Entertainment

/

ArcaMax

Tearful Jimmy Kimmel demands action: 'Thoughts and prayers are insufficient' after Las Vegas shooting

Yvonne Villarreal, Los Angeles Times on

Published in Entertainment News

LOS ANGELES -- Jimmy Kimmel delivered a heartfelt monologue Monday night in response to the mass shooting in his hometown of Las Vegas in which at least 59 people were killed and hundreds more injured.

With his voice trembling, the visibly distraught ABC late-night host addressed the shooting during "Jimmy Kimmel Live": "Here we are again – in the aftermath of another terrible, inexplicable, shocking and painful tragedy," he said. "This time – in Las Vegas. Which happens to be my hometown.

"Of course," he continued, "we pray for the victims – and for their families and friends and we wonder 'why,' even though there's probably no way to ever know 'why' a human being would do something like this to other human beings, who were at a concert having fun and listening to music."

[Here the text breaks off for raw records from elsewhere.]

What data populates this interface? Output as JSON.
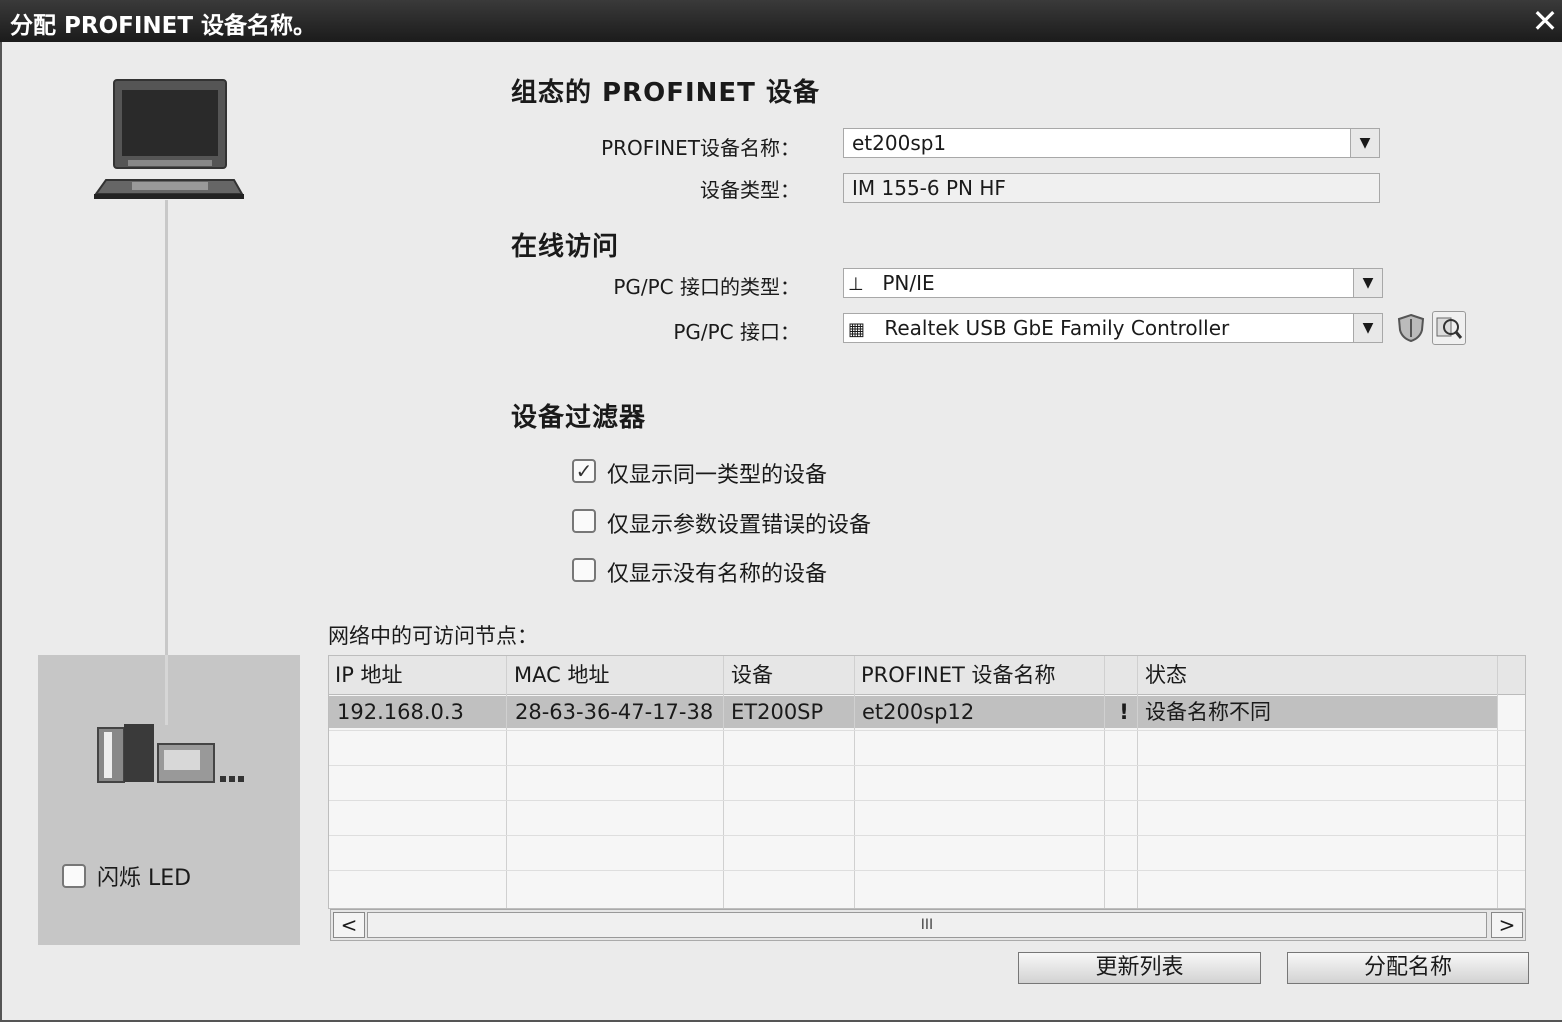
{
  "window": {
    "title": "分配 PROFINET 设备名称。",
    "close_glyph": "✕"
  },
  "configured": {
    "section_title": "组态的 PROFINET 设备",
    "name_label": "PROFINET设备名称：",
    "name_value": "et200sp1",
    "type_label": "设备类型：",
    "type_value": "IM 155-6 PN HF"
  },
  "online": {
    "section_title": "在线访问",
    "iface_type_label": "PG/PC 接口的类型：",
    "iface_type_value": "PN/IE",
    "iface_label": "PG/PC 接口：",
    "iface_value": "Realtek USB GbE Family Controller"
  },
  "filter": {
    "section_title": "设备过滤器",
    "options": [
      {
        "label": "仅显示同一类型的设备",
        "checked": true
      },
      {
        "label": "仅显示参数设置错误的设备",
        "checked": false
      },
      {
        "label": "仅显示没有名称的设备",
        "checked": false
      }
    ]
  },
  "nodes": {
    "title": "网络中的可访问节点：",
    "columns": [
      "IP 地址",
      "MAC 地址",
      "设备",
      "PROFINET 设备名称",
      "状态"
    ],
    "rows": [
      {
        "ip": "192.168.0.3",
        "mac": "28-63-36-47-17-38",
        "device": "ET200SP",
        "name": "et200sp12",
        "status_icon": "!",
        "status": "设备名称不同"
      }
    ],
    "scroll_thumb": "III"
  },
  "left": {
    "flash_led_label": "闪烁 LED",
    "flash_led_checked": false
  },
  "buttons": {
    "refresh": "更新列表",
    "assign": "分配名称"
  },
  "icons": [
    "pc-laptop-icon",
    "device-module-icon",
    "network-icon",
    "nic-card-icon",
    "shield-icon",
    "search-device-icon",
    "dropdown-arrow-icon",
    "warning-icon"
  ]
}
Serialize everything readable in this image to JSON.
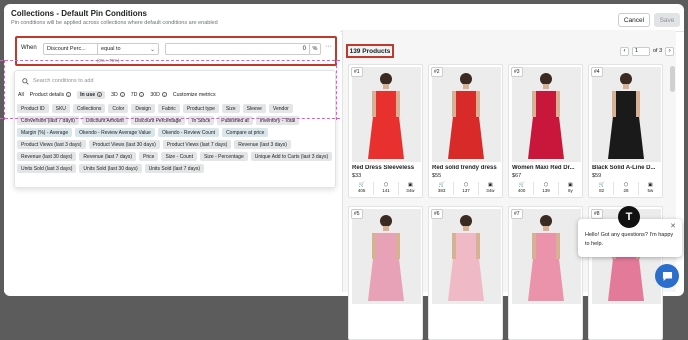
{
  "header": {
    "title": "Collections - Default Pin Conditions",
    "subtitle": "Pin conditions will be applied across collections where default conditions are enabled",
    "cancel_label": "Cancel",
    "save_label": "Save"
  },
  "condition": {
    "when_label": "When",
    "field": "Discount Perc...",
    "operator": "equal to",
    "value": "0",
    "unit": "%",
    "hint": "(0% - 75%)"
  },
  "dropdown": {
    "search_placeholder": "Search conditions to add",
    "tabs": [
      {
        "label": "All"
      },
      {
        "label": "Product details"
      },
      {
        "label": "In use"
      },
      {
        "label": "3D"
      },
      {
        "label": "7D"
      },
      {
        "label": "30D"
      },
      {
        "label": "Customize metrics"
      }
    ],
    "chips": [
      "Product ID",
      "SKU",
      "Collections",
      "Color",
      "Design",
      "Fabric",
      "Product type",
      "Size",
      "Sleeve",
      "Vendor",
      "Conversion (last 7 days)",
      "Discount Amount",
      "Discount Percentage",
      "In Stock",
      "Published at",
      "Inventory - Total",
      "Margin (%) - Average",
      "Okendo - Review Average Value",
      "Okendo - Review Count",
      "Compare at price",
      "Product Views (last 3 days)",
      "Product Views (last 30 days)",
      "Product Views (last 7 days)",
      "Revenue (last 3 days)",
      "Revenue (last 30 days)",
      "Revenue (last 7 days)",
      "Price",
      "Size - Count",
      "Size - Percentage",
      "Unique Add to Carts (last 3 days)",
      "Units Sold (last 3 days)",
      "Units Sold (last 30 days)",
      "Units Sold (last 7 days)"
    ]
  },
  "products": {
    "count_label": "139 Products",
    "page": "1",
    "of_label": "of 3",
    "cards": [
      {
        "num": "#1",
        "name": "Red Dress Sleeveless",
        "price": "$33",
        "stats": [
          "405",
          "141",
          "34w"
        ],
        "color": "#e8312f"
      },
      {
        "num": "#2",
        "name": "Red solid trendy dress",
        "price": "$55",
        "stats": [
          "383",
          "137",
          "34w"
        ],
        "color": "#d92a2a"
      },
      {
        "num": "#3",
        "name": "Women Maxi Red Dr...",
        "price": "$67",
        "stats": [
          "400",
          "139",
          "6y"
        ],
        "color": "#c8173a"
      },
      {
        "num": "#4",
        "name": "Black Solid A-Line D...",
        "price": "$59",
        "stats": [
          "82",
          "28",
          "5w"
        ],
        "color": "#1a1a1a"
      },
      {
        "num": "#5",
        "name": "",
        "price": "",
        "stats": [],
        "color": "#e8a2b8"
      },
      {
        "num": "#6",
        "name": "",
        "price": "",
        "stats": [],
        "color": "#f0b9c6"
      },
      {
        "num": "#7",
        "name": "",
        "price": "",
        "stats": [],
        "color": "#ea93ab"
      },
      {
        "num": "#8",
        "name": "",
        "price": "",
        "stats": [],
        "color": "#e47a9a"
      }
    ]
  },
  "chat": {
    "message": "Hello! Got any questions? I'm happy to help.",
    "avatar_letter": "T"
  }
}
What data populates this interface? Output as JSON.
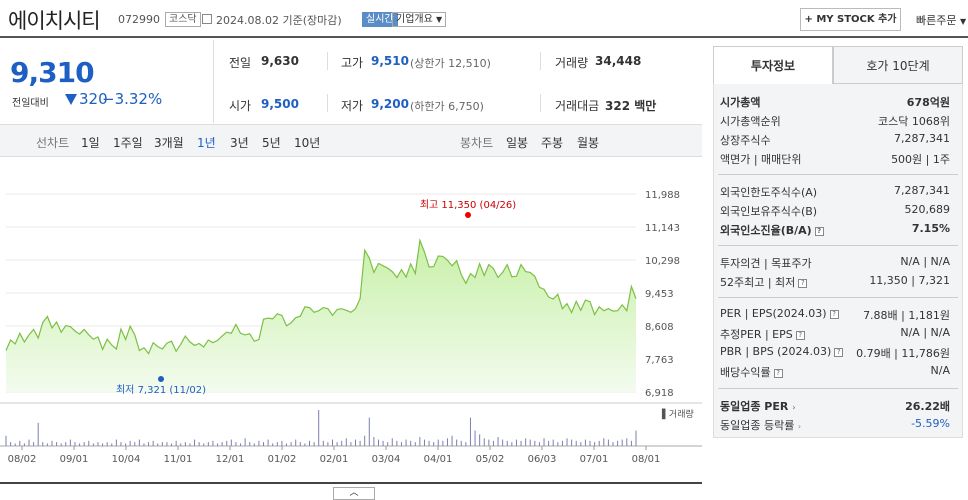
{
  "header": {
    "company": "에이치시티",
    "code": "072990",
    "market": "코스닥",
    "date": "2024.08.02 기준(장마감)",
    "live": "실시간",
    "info": "기업개요",
    "my_stock": "+ MY STOCK 추가",
    "quick_order": "빠른주문"
  },
  "price": {
    "current": "9,310",
    "compare_label": "전일대비",
    "change": "320",
    "change_pct": "−3.32%",
    "color": "#1d5fc2"
  },
  "stats": {
    "prev_label": "전일",
    "prev": "9,630",
    "high_label": "고가",
    "high": "9,510",
    "upper_limit": "(상한가 12,510)",
    "volume_label": "거래량",
    "volume": "34,448",
    "open_label": "시가",
    "open": "9,500",
    "low_label": "저가",
    "low": "9,200",
    "lower_limit": "(하한가 6,750)",
    "amount_label": "거래대금",
    "amount": "322 백만"
  },
  "tabs": {
    "line_label": "선차트",
    "line_items": [
      "1일",
      "1주일",
      "3개월",
      "1년",
      "3년",
      "5년",
      "10년"
    ],
    "selected": "1년",
    "candle_label": "봉차트",
    "candle_items": [
      "일봉",
      "주봉",
      "월봉"
    ]
  },
  "chart_data": {
    "type": "area",
    "period": "1년",
    "x_ticks": [
      "08/02",
      "09/01",
      "10/04",
      "11/01",
      "12/01",
      "01/02",
      "02/01",
      "03/04",
      "04/01",
      "05/02",
      "06/03",
      "07/01",
      "08/01"
    ],
    "y_ticks": [
      "11,988",
      "11,143",
      "10,298",
      "9,453",
      "8,608",
      "7,763",
      "6,918"
    ],
    "ylim": [
      6918,
      11988
    ],
    "max_label": "최고 11,350 (04/26)",
    "min_label": "최저 7,321 (11/02)",
    "volume_label": "거래량",
    "series": [
      {
        "values": [
          7980,
          8250,
          8150,
          8420,
          8200,
          8380,
          8520,
          8300,
          8700,
          8850,
          8560,
          8710,
          8450,
          8620,
          8590,
          8480,
          8400,
          8520,
          8380,
          8270,
          8330,
          8010,
          8270,
          8120,
          8020,
          8530,
          8260,
          8600,
          8380,
          7980,
          8050,
          7900,
          8180,
          8080,
          8020,
          8170,
          8220,
          7960,
          8140,
          8350,
          8200,
          8110,
          8160,
          8070,
          8250,
          8180,
          8240,
          8350,
          8450,
          8420,
          8650,
          8420,
          8380,
          8410,
          8220,
          8260,
          8780,
          8810,
          8790,
          8920,
          8880,
          8610,
          8690,
          8820,
          8860,
          9100,
          9080,
          8960,
          9000,
          9080,
          9050,
          8880,
          9030,
          9050,
          9010,
          8960,
          9050,
          9310,
          10550,
          10350,
          9980,
          10210,
          10150,
          10090,
          10000,
          9850,
          10050,
          9860,
          10200,
          9950,
          10800,
          10500,
          10120,
          10130,
          10400,
          10390,
          10290,
          10150,
          10280,
          9920,
          9700,
          9950,
          9850,
          10200,
          9900,
          10180,
          10080,
          9850,
          9980,
          10180,
          9870,
          9880,
          10180,
          10000,
          9980,
          9880,
          9600,
          9550,
          9350,
          9300,
          9420,
          9050,
          9180,
          8950,
          9240,
          9010,
          9270,
          9230,
          8900,
          9100,
          9000,
          9050,
          8990,
          9000,
          9150,
          9000,
          9620,
          9310
        ],
        "color": "#7bc043"
      }
    ],
    "volume": [
      8,
      3,
      2,
      4,
      2,
      5,
      3,
      18,
      3,
      2,
      4,
      3,
      2,
      3,
      5,
      3,
      2,
      3,
      4,
      2,
      3,
      2,
      3,
      2,
      5,
      3,
      2,
      4,
      3,
      5,
      2,
      3,
      4,
      2,
      3,
      3,
      2,
      4,
      2,
      3,
      2,
      5,
      3,
      2,
      3,
      4,
      2,
      3,
      4,
      5,
      3,
      2,
      6,
      3,
      2,
      4,
      3,
      5,
      2,
      3,
      4,
      2,
      3,
      5,
      3,
      2,
      4,
      3,
      28,
      4,
      3,
      5,
      3,
      4,
      6,
      3,
      5,
      4,
      8,
      22,
      7,
      5,
      4,
      3,
      6,
      4,
      3,
      5,
      4,
      3,
      7,
      5,
      4,
      3,
      5,
      4,
      6,
      8,
      5,
      4,
      3,
      22,
      12,
      9,
      6,
      5,
      4,
      7,
      5,
      4,
      3,
      5,
      4,
      6,
      5,
      4,
      3,
      6,
      4,
      5,
      3,
      4,
      6,
      5,
      4,
      3,
      5,
      4,
      3,
      4,
      6,
      5,
      3,
      4,
      5,
      6,
      4,
      12
    ]
  },
  "side": {
    "tab_invest": "투자정보",
    "tab_quote": "호가 10단계",
    "market_cap_label": "시가총액",
    "market_cap": "678억원",
    "cap_rank_label": "시가총액순위",
    "cap_rank": "코스닥 1068위",
    "shares_label": "상장주식수",
    "shares": "7,287,341",
    "par_label": "액면가 | 매매단위",
    "par": "500원 | 1주",
    "foreign_limit_label": "외국인한도주식수(A)",
    "foreign_limit": "7,287,341",
    "foreign_hold_label": "외국인보유주식수(B)",
    "foreign_hold": "520,689",
    "foreign_rate_label": "외국인소진율(B/A)",
    "foreign_rate": "7.15%",
    "opinion_label": "투자의견 | 목표주가",
    "opinion": "N/A | N/A",
    "w52_label": "52주최고 | 최저",
    "w52": "11,350 | 7,321",
    "per_label": "PER | EPS(2024.03)",
    "per": "7.88배 | 1,181원",
    "est_per_label": "추정PER | EPS",
    "est_per": "N/A | N/A",
    "pbr_label": "PBR | BPS (2024.03)",
    "pbr": "0.79배 | 11,786원",
    "div_label": "배당수익률",
    "div": "N/A",
    "ind_per_label": "동일업종 PER",
    "ind_per": "26.22배",
    "ind_rate_label": "동일업종 등락률",
    "ind_rate": "-5.59%"
  }
}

Kimmel lamented that as a result of the massacre, "we have children that are without parents and fathers that are without sons, mothers without daughters."

"It's the kind of thing that makes you want to throw up. Or give up," he added.

And Kimmel, noting the mass shootings that took place in Orlando, Fla., Newtown, Conn., Aurora, Colo., and San Bernardino, doesn't accept that nothing can be done about such tragedies.

"I disagree with that, intensely," he said, "because... there are a lot of things we could do about it... but we don't."

He bemoaned the lack of true action wrapped in words of thoughts and prayers from politicians. He said that even if gun-control measures were proposed, the National Rifle Association "will smother it all with money, and over time, we'll get distracted and move onto the next thing."

At one point, he put up a photo of the 56 U.S. senators who, following last year's Orlando shooting, voted against closing loopholes that allow people to buy weapons without background checks.

"Your thoughts and prayers are insufficient," he said.

Kimmel, who has found his political voice as a healthcare activist in the wake of his son's health battle, added that he wished he could return to working for laughs on his show, but that's an impossible task in recent months.

"It feels like someone has opened a window into hell," he said.

(c)2017 Los Angeles Times

Visit the Los Angeles Times at www.latimes.com

Distributed by Tribune Content Agency, LLC.

 

Comments

blog comments powered by Disqus